Task to complete:
Would you find each line in the entries below with the string "selected" and copy it?

Data excerpts
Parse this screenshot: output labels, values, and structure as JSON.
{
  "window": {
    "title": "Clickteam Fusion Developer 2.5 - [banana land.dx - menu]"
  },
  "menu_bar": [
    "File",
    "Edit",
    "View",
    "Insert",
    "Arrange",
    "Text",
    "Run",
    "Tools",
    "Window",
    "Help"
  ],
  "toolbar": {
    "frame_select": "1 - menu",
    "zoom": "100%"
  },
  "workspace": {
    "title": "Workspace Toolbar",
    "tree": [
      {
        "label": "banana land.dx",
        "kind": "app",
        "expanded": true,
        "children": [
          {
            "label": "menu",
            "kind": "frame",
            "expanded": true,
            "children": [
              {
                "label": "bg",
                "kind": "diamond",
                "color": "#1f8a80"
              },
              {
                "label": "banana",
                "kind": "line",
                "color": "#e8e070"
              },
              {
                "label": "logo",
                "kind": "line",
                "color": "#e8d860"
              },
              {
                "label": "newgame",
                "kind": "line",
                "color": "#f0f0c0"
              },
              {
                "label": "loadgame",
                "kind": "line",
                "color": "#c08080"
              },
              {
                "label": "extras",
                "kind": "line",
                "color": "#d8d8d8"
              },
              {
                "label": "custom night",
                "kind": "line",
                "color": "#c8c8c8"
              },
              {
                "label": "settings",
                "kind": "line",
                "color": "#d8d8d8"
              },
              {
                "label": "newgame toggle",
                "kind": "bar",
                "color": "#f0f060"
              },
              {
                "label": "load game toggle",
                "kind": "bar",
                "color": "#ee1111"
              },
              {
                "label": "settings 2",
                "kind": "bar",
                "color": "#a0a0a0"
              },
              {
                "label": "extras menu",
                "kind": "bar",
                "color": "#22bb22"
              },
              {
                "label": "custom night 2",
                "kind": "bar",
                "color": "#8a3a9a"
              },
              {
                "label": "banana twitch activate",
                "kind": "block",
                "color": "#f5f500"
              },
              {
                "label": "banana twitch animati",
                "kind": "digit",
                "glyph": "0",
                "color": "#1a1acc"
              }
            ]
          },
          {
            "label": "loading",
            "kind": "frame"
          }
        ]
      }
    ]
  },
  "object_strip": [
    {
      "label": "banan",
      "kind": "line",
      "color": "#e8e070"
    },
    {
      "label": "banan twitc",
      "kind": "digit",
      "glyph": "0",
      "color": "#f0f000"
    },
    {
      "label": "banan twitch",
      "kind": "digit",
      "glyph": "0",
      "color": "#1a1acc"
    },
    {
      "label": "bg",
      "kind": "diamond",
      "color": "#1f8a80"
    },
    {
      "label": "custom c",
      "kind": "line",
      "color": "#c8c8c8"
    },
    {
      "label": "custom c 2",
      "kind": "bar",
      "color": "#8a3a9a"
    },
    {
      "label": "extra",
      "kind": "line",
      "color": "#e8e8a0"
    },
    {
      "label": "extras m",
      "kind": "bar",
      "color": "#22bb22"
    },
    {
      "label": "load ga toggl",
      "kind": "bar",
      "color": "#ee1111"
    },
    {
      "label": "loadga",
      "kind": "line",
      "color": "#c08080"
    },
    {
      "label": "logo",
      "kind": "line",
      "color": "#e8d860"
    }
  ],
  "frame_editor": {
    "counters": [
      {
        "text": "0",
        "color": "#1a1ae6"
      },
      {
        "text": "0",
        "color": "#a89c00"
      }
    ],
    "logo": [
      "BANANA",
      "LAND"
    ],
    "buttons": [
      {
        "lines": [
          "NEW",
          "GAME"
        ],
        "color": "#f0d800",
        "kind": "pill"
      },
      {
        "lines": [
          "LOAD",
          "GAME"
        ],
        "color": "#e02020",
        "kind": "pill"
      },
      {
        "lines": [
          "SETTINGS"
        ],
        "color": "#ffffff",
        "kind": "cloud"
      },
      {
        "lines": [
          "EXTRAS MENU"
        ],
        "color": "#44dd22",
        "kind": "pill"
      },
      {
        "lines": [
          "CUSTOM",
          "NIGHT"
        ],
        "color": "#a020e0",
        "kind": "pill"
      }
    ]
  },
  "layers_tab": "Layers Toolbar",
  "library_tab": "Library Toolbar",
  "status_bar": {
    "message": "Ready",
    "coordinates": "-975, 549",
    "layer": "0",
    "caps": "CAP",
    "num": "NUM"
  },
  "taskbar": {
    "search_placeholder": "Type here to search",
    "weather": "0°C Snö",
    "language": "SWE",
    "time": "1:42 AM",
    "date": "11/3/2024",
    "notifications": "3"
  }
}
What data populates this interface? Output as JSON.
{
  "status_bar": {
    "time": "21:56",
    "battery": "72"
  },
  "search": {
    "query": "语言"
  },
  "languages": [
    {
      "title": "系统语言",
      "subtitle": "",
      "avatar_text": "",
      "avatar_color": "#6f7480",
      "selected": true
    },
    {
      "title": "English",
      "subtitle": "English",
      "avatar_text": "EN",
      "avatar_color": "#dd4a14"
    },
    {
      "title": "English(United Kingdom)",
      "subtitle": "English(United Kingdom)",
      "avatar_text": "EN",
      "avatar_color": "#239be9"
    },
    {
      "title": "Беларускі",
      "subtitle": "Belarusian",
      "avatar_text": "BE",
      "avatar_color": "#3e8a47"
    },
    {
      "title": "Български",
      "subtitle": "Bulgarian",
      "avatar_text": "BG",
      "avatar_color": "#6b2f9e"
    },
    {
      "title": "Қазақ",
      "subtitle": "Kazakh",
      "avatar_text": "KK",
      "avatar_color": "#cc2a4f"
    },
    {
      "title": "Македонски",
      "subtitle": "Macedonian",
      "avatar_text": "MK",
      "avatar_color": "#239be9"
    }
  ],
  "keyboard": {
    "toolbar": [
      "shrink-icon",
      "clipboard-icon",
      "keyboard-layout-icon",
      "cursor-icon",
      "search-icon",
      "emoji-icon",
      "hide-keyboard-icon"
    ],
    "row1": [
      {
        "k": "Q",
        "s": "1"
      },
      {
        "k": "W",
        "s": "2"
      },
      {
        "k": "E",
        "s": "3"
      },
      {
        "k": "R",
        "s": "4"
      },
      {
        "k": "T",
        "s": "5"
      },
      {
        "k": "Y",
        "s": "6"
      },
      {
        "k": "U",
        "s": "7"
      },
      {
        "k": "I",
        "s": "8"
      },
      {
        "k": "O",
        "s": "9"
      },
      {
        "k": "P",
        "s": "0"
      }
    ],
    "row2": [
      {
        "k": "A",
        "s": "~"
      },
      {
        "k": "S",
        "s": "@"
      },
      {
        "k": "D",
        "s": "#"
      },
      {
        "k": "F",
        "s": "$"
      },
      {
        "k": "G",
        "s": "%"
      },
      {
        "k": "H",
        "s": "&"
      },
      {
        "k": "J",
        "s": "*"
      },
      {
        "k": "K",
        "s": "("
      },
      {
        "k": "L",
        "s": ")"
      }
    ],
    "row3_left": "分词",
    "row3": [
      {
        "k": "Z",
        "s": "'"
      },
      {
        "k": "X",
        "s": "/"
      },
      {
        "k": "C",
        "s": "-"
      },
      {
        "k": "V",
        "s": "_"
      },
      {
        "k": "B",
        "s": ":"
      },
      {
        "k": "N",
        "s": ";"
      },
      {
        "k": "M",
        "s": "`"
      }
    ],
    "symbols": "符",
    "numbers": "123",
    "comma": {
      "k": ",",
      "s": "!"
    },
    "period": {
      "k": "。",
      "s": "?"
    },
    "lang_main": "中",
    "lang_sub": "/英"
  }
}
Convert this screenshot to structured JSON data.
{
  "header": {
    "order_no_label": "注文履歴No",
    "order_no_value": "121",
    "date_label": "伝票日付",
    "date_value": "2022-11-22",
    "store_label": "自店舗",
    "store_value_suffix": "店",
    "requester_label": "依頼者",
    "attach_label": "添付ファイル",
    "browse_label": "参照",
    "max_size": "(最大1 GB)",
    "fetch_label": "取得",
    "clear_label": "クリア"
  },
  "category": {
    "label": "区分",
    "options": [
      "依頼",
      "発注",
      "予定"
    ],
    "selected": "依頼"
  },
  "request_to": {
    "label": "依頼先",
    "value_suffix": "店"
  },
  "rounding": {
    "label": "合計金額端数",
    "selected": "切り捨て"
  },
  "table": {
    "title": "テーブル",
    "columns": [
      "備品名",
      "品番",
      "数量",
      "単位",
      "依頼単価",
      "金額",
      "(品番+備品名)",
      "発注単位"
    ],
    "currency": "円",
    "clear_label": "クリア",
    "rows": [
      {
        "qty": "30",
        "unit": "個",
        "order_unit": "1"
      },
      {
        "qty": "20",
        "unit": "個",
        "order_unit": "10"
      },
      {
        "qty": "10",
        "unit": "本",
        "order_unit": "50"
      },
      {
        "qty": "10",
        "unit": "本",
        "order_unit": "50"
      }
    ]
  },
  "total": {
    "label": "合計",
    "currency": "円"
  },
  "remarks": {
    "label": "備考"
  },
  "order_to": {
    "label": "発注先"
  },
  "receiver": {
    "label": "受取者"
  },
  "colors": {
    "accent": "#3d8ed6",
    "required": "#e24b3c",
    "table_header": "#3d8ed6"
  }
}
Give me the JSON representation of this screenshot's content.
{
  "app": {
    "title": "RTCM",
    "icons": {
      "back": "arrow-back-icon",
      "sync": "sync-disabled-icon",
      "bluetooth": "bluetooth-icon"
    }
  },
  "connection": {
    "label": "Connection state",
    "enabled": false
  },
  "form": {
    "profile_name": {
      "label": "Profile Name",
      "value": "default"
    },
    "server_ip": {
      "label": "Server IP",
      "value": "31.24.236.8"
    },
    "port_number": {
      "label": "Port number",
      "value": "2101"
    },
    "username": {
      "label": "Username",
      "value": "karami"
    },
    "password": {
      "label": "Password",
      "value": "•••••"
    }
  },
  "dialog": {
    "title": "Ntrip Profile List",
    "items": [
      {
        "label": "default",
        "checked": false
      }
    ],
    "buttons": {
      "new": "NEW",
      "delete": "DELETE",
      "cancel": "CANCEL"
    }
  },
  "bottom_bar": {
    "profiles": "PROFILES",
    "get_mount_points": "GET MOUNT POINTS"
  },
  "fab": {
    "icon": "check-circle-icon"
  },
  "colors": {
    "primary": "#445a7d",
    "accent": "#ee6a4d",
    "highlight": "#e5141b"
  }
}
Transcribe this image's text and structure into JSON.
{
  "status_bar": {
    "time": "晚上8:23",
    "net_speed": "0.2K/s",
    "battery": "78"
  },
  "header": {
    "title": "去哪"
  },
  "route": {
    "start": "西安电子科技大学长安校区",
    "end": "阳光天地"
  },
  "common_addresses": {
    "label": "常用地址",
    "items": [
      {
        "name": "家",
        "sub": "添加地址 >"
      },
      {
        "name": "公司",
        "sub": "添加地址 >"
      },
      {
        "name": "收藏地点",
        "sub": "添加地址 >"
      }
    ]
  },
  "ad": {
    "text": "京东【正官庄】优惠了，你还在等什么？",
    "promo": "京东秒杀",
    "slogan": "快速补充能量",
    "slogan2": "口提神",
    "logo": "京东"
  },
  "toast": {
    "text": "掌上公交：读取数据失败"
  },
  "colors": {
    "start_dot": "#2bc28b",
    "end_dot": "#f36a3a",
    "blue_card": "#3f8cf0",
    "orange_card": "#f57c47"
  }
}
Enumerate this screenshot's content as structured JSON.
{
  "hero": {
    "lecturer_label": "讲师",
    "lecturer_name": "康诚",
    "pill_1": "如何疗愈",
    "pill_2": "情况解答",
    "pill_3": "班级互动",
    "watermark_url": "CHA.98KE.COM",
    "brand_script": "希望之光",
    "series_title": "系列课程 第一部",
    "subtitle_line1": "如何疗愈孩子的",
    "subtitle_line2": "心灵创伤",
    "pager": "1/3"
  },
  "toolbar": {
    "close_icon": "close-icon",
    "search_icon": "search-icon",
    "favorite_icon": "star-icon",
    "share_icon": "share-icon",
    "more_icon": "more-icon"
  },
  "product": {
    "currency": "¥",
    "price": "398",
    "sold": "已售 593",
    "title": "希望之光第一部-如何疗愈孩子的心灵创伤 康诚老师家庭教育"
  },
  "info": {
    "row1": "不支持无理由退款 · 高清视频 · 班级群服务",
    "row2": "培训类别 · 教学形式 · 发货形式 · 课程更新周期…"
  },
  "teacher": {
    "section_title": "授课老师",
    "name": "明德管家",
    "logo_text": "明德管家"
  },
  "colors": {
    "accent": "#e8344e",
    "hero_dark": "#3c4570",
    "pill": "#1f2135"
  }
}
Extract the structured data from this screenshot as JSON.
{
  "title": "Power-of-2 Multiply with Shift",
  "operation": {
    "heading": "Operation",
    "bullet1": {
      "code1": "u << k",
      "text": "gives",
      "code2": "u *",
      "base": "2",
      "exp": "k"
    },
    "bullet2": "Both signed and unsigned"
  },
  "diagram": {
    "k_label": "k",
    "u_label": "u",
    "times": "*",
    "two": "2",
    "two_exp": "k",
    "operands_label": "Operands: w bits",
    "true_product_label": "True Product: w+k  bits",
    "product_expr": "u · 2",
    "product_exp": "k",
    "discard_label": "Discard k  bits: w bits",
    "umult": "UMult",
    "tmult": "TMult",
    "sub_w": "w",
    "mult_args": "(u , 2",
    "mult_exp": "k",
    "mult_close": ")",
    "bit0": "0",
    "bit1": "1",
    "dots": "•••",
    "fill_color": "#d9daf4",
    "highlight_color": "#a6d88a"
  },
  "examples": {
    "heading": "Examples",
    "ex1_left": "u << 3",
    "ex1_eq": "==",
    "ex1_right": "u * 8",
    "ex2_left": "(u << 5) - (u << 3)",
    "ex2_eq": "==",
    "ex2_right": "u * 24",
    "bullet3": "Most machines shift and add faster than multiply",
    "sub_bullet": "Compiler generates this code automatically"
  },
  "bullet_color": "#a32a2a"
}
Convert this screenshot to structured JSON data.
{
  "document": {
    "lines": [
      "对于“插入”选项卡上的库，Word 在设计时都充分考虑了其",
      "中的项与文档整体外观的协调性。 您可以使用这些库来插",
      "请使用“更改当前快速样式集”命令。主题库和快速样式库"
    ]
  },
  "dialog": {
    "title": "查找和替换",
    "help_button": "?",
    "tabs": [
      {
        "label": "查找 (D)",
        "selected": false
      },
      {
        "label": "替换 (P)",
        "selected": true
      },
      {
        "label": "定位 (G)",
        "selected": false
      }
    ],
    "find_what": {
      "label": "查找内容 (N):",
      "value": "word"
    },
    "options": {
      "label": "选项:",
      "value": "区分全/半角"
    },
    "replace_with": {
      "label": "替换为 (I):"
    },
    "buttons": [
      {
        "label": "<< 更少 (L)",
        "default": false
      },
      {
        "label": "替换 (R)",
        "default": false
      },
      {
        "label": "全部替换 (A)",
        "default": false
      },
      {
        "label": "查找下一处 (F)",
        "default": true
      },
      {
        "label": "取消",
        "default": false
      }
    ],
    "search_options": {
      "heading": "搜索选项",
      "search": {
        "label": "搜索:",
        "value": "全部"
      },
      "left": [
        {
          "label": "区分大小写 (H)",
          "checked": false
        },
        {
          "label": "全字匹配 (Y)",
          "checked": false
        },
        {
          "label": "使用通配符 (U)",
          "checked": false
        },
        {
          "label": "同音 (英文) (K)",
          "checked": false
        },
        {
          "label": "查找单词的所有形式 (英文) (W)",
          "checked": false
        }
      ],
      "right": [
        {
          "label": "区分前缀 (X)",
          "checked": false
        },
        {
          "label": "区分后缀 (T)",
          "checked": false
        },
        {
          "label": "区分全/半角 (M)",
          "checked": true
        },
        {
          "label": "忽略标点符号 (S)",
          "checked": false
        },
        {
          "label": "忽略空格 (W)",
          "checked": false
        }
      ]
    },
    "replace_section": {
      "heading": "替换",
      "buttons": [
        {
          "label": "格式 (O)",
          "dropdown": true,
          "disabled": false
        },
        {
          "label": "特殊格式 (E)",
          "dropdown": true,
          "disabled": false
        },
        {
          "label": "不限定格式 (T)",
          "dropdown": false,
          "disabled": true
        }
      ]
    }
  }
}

Task answer:
      "selected": true
    "selected": "依頼"
    "selected": "切り捨て"
        "selected": false
        "selected": true
        "selected": false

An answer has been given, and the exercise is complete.